In my view, the Dec. 1 story, "PCA issues Minntac discharge permit," contained attempts by the Minnesota Pollution Control Agency to divert attention from more important issues regarding past and future discharges from U.S. Steel's tailings basin to less important ones. Even concerns about high sulfate levels and wild rice expressed by the attorney for the environmental group Water Legacy appeared to be misdirected. Seemingly, the PCA spokesperson successfully dragged the scent of a red herring away from what I feel are more important issues when she said the "PCA was glad to be bringing the half-century-old facility up to modern environmental standards."
Since I was 15 years old, I've fished the Dark River north of Chisholm for brown trout and brook trout in an area known as the "USGS gauging station." It's there where cold water seeping from the former glacial Lake Agassiz landform creates unique refugia that brook trout need to survive. In 1972, when the Minntac tailings basin severed 20 percent of the watershed, the refugia's effect modestly expanded; however, when the PCA gives Minntac its new discharge permit and when Minntac eventually shuts down, the area of cold water significantly will shrink and could put the trout at risk forever.
Mineland Reclamation Rules (Chapter 6130.2200) - unchanged since 1969 and evidently not considered a "modern environmental standard" by the PCA - will require Minntac to reconfigure to the original watershed and discharge warm runoff into the Dark River.

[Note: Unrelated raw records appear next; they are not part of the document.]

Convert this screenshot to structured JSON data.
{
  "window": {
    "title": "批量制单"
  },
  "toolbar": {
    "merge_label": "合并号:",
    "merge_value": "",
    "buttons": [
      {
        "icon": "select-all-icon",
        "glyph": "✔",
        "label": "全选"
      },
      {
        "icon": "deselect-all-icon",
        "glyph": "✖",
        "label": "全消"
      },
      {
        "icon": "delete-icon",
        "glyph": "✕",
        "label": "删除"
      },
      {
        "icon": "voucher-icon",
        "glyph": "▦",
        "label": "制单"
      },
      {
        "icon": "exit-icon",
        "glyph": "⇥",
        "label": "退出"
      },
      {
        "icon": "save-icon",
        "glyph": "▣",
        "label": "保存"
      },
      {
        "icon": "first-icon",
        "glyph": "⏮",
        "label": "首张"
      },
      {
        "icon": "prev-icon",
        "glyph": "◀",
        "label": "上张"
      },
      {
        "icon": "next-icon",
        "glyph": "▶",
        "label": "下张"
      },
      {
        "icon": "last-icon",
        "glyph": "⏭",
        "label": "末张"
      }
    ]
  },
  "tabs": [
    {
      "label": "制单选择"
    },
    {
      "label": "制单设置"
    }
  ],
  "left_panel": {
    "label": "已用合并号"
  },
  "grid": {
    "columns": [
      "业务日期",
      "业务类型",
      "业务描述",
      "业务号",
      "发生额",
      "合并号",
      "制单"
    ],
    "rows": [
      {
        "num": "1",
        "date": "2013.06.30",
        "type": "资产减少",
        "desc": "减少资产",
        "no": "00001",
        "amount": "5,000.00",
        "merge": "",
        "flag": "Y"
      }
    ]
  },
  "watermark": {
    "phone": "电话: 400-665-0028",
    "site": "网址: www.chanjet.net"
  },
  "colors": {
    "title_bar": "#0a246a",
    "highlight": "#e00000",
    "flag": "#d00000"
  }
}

Ever since the Dark River Restoration Project (dropped in 2010 after the PCA was a partner), I'm very suspicious of red herrings such as landownership changes or activities on my favorite trout stream miles downstream from the PCA's permit area for Minntac.
David G. Holmbeck
The writer retired from the Minnesota Department of Natural Resources in 2008.